(How to complete this task): Write out every record exactly as it appears. Skip the pictures.

(Task input):
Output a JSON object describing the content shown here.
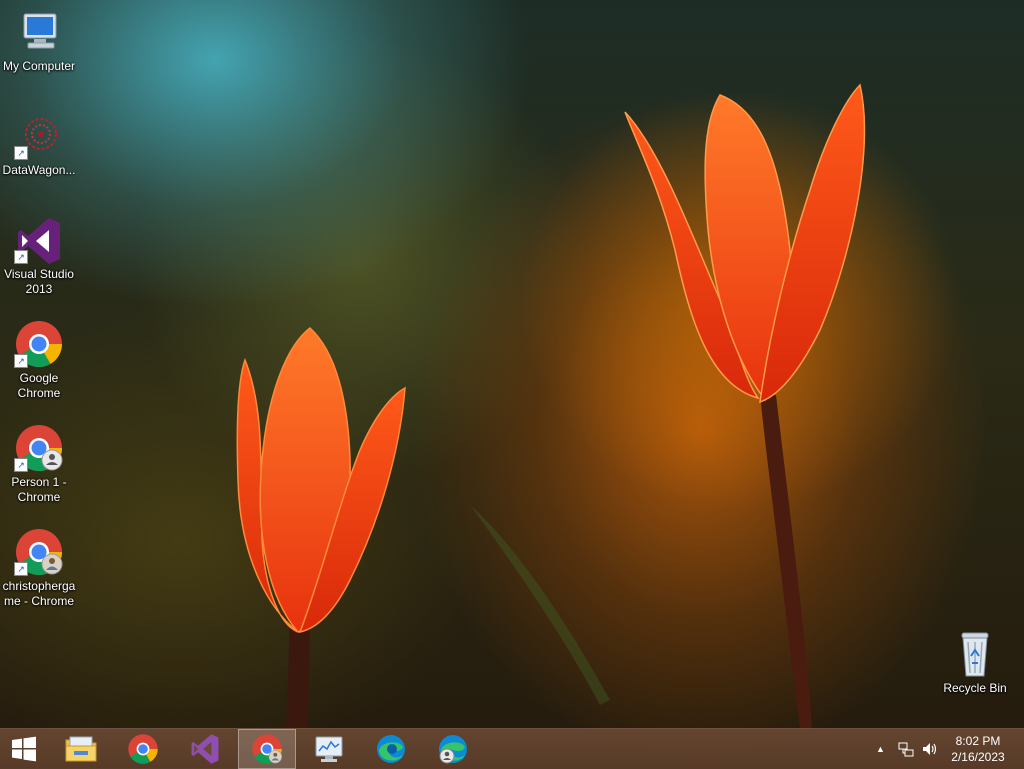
{
  "desktop": {
    "icons": [
      {
        "label": "My Computer",
        "icon": "computer-icon"
      },
      {
        "label": "DataWagon...",
        "icon": "datawagon-icon"
      },
      {
        "label": "Visual Studio 2013",
        "icon": "visual-studio-icon"
      },
      {
        "label": "Google Chrome",
        "icon": "chrome-icon"
      },
      {
        "label": "Person 1 - Chrome",
        "icon": "chrome-person-icon"
      },
      {
        "label": "christopherga me - Chrome",
        "icon": "chrome-profile-icon"
      }
    ],
    "recycle_bin": {
      "label": "Recycle Bin",
      "icon": "recycle-bin-icon"
    }
  },
  "taskbar": {
    "buttons": [
      {
        "name": "start",
        "icon": "windows-logo-icon"
      },
      {
        "name": "file-explorer",
        "icon": "folder-icon"
      },
      {
        "name": "chrome",
        "icon": "chrome-icon"
      },
      {
        "name": "visual-studio",
        "icon": "visual-studio-icon"
      },
      {
        "name": "chrome-profile",
        "icon": "chrome-profile-icon",
        "active": true
      },
      {
        "name": "task-manager",
        "icon": "monitor-chart-icon"
      },
      {
        "name": "edge",
        "icon": "edge-icon"
      },
      {
        "name": "edge-profile",
        "icon": "edge-profile-icon"
      }
    ],
    "tray": {
      "overflow": "▲",
      "time": "8:02 PM",
      "date": "2/16/2023"
    }
  },
  "colors": {
    "taskbar": "#6b4a34",
    "tulip": "#ff4a12",
    "vs_purple": "#68217a",
    "chrome_red": "#db4437",
    "chrome_yellow": "#f4b400",
    "chrome_green": "#0f9d58",
    "chrome_blue": "#4285f4"
  }
}
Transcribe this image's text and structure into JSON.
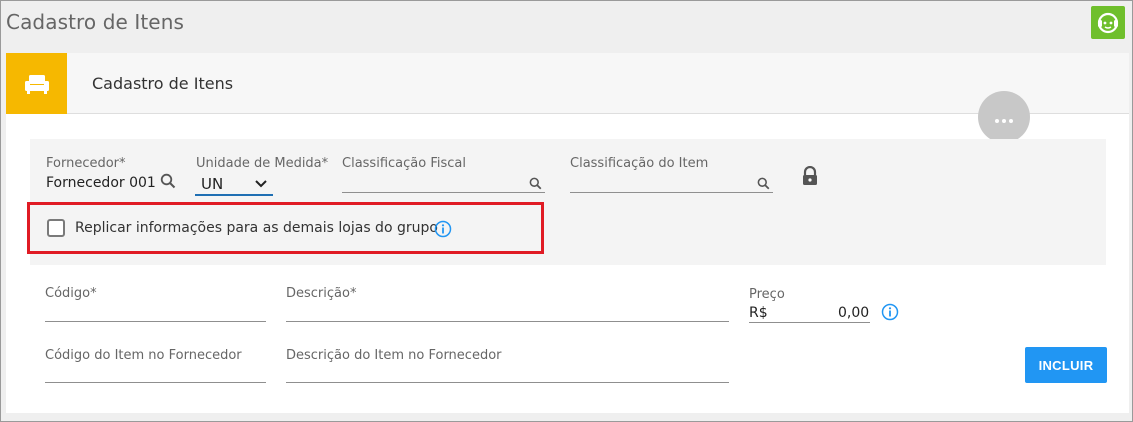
{
  "page": {
    "title": "Cadastro de Itens"
  },
  "header": {
    "card_title": "Cadastro de Itens",
    "icon": "sofa-icon",
    "support_icon": "support-chat-icon",
    "more_icon": "more-horizontal-icon"
  },
  "filters": {
    "fornecedor": {
      "label": "Fornecedor*",
      "value": "Fornecedor 001"
    },
    "unidade": {
      "label": "Unidade de Medida*",
      "value": "UN"
    },
    "classificacao_fiscal": {
      "label": "Classificação Fiscal",
      "value": ""
    },
    "classificacao_item": {
      "label": "Classificação do Item",
      "value": ""
    },
    "replicate": {
      "label": "Replicar informações para as demais lojas do grupo",
      "checked": false
    }
  },
  "form": {
    "codigo": {
      "label": "Código*",
      "value": ""
    },
    "descricao": {
      "label": "Descrição*",
      "value": ""
    },
    "preco": {
      "label": "Preço",
      "currency": "R$",
      "value": "0,00"
    },
    "codigo_fornecedor": {
      "label": "Código do Item no Fornecedor",
      "value": ""
    },
    "descricao_fornecedor": {
      "label": "Descrição do Item no Fornecedor",
      "value": ""
    },
    "include_button": "INCLUIR"
  },
  "colors": {
    "accent": "#2196f3",
    "header_icon_bg": "#f6b800",
    "support_bg": "#6fbf2c",
    "highlight_border": "#e01b24"
  }
}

(Result for this task):
Output a JSON object describing the content shown here.
{
  "desktop": {
    "icons": [
      {
        "label": "My Computer",
        "icon": "computer-icon"
      },
      {
        "label": "DataWagon...",
        "icon": "datawagon-icon"
      },
      {
        "label": "Visual Studio 2013",
        "icon": "visual-studio-icon"
      },
      {
        "label": "Google Chrome",
        "icon": "chrome-icon"
      },
      {
        "label": "Person 1 - Chrome",
        "icon": "chrome-person-icon"
      },
      {
        "label": "christopherga me - Chrome",
        "icon": "chrome-profile-icon"
      }
    ],
    "recycle_bin": {
      "label": "Recycle Bin",
      "icon": "recycle-bin-icon"
    }
  },
  "taskbar": {
    "buttons": [
      {
        "name": "start",
        "icon": "windows-logo-icon"
      },
      {
        "name": "file-explorer",
        "icon": "folder-icon"
      },
      {
        "name": "chrome",
        "icon": "chrome-icon"
      },
      {
        "name": "visual-studio",
        "icon": "visual-studio-icon"
      },
      {
        "name": "chrome-profile",
        "icon": "chrome-profile-icon",
        "active": true
      },
      {
        "name": "task-manager",
        "icon": "monitor-chart-icon"
      },
      {
        "name": "edge",
        "icon": "edge-icon"
      },
      {
        "name": "edge-profile",
        "icon": "edge-profile-icon"
      }
    ],
    "tray": {
      "overflow": "▲",
      "time": "8:02 PM",
      "date": "2/16/2023"
    }
  },
  "colors": {
    "taskbar": "#6b4a34",
    "tulip": "#ff4a12",
    "vs_purple": "#68217a",
    "chrome_red": "#db4437",
    "chrome_yellow": "#f4b400",
    "chrome_green": "#0f9d58",
    "chrome_blue": "#4285f4"
  }
}
Transcribe this image's text and structure into JSON.
{
  "page": {
    "title": "Cadastro de Itens"
  },
  "header": {
    "card_title": "Cadastro de Itens",
    "icon": "sofa-icon",
    "support_icon": "support-chat-icon",
    "more_icon": "more-horizontal-icon"
  },
  "filters": {
    "fornecedor": {
      "label": "Fornecedor*",
      "value": "Fornecedor 001"
    },
    "unidade": {
      "label": "Unidade de Medida*",
      "value": "UN"
    },
    "classificacao_fiscal": {
      "label": "Classificação Fiscal",
      "value": ""
    },
    "classificacao_item": {
      "label": "Classificação do Item",
      "value": ""
    },
    "replicate": {
      "label": "Replicar informações para as demais lojas do grupo",
      "checked": false
    }
  },
  "form": {
    "codigo": {
      "label": "Código*",
      "value": ""
    },
    "descricao": {
      "label": "Descrição*",
      "value": ""
    },
    "preco": {
      "label": "Preço",
      "currency": "R$",
      "value": "0,00"
    },
    "codigo_fornecedor": {
      "label": "Código do Item no Fornecedor",
      "value": ""
    },
    "descricao_fornecedor": {
      "label": "Descrição do Item no Fornecedor",
      "value": ""
    },
    "include_button": "INCLUIR"
  },
  "colors": {
    "accent": "#2196f3",
    "header_icon_bg": "#f6b800",
    "support_bg": "#6fbf2c",
    "highlight_border": "#e01b24"
  }
}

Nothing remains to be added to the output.